● **AIM OF THE TASK**
State how many lines in the entries below include the string "GroupRun", and give nothing beyond that number.

● **Data entries**

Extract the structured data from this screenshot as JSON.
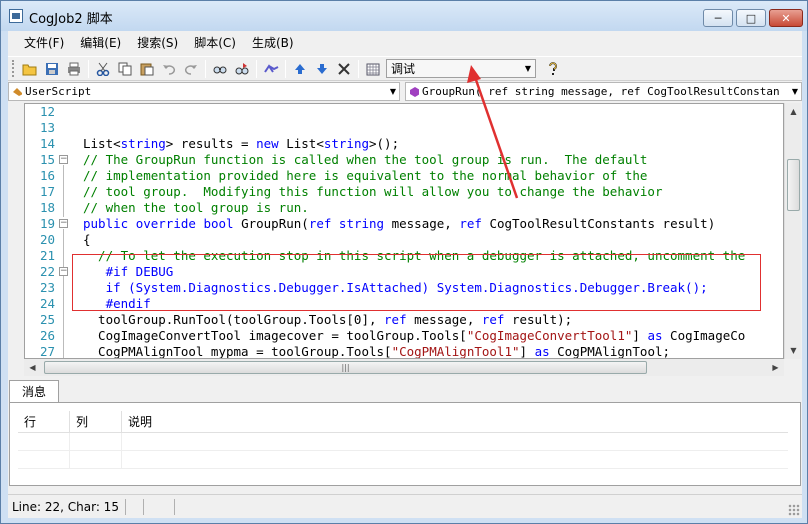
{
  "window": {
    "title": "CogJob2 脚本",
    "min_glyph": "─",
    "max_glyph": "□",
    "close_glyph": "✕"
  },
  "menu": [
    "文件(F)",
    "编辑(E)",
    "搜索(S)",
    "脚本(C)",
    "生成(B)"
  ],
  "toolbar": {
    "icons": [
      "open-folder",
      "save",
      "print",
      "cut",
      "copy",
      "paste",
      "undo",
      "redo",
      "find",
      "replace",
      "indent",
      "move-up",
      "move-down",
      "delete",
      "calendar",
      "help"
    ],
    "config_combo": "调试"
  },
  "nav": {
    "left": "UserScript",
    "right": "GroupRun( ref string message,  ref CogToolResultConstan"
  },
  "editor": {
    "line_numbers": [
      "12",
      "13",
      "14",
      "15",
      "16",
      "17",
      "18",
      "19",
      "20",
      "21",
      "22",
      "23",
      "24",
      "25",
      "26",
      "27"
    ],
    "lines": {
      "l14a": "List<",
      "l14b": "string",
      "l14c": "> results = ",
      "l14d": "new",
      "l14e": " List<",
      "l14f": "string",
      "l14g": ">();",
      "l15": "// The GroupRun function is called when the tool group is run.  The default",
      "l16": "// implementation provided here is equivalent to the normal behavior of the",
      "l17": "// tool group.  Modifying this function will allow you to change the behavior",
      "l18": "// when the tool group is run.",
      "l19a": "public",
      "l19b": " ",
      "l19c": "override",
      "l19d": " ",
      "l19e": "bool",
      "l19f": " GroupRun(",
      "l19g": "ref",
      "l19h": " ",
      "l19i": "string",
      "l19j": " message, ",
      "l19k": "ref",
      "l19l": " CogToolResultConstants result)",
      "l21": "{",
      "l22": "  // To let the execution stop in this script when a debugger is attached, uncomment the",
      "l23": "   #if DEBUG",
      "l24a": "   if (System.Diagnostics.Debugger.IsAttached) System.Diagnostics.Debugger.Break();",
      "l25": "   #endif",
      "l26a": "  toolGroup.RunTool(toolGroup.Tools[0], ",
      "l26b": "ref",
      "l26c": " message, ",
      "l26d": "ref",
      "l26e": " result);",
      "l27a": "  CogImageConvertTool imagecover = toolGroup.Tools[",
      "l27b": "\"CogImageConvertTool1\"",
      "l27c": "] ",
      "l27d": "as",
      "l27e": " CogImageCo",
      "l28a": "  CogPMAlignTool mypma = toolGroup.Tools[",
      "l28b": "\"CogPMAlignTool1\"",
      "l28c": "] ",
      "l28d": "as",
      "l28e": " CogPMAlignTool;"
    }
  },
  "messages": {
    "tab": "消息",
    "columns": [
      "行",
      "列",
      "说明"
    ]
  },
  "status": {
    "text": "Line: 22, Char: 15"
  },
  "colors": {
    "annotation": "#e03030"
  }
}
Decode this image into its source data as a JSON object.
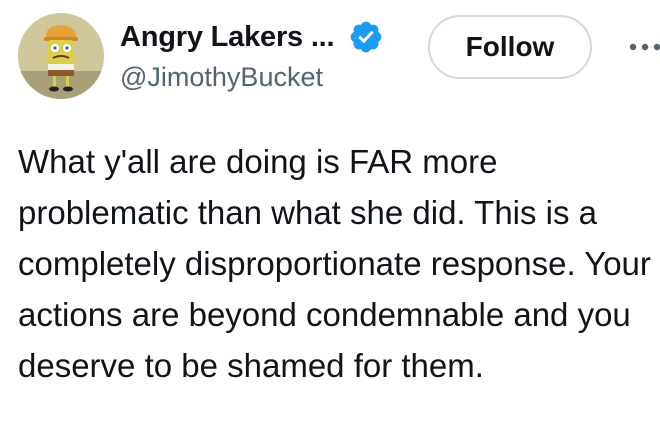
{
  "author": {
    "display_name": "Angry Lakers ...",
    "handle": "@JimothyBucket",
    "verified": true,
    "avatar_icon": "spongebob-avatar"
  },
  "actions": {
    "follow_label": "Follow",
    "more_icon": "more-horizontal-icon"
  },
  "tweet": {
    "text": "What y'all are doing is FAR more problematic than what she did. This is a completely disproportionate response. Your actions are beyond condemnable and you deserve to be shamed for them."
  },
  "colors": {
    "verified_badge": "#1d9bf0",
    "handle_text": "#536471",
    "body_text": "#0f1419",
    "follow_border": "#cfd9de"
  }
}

● **RESULT OF THIS EXERCISE**
3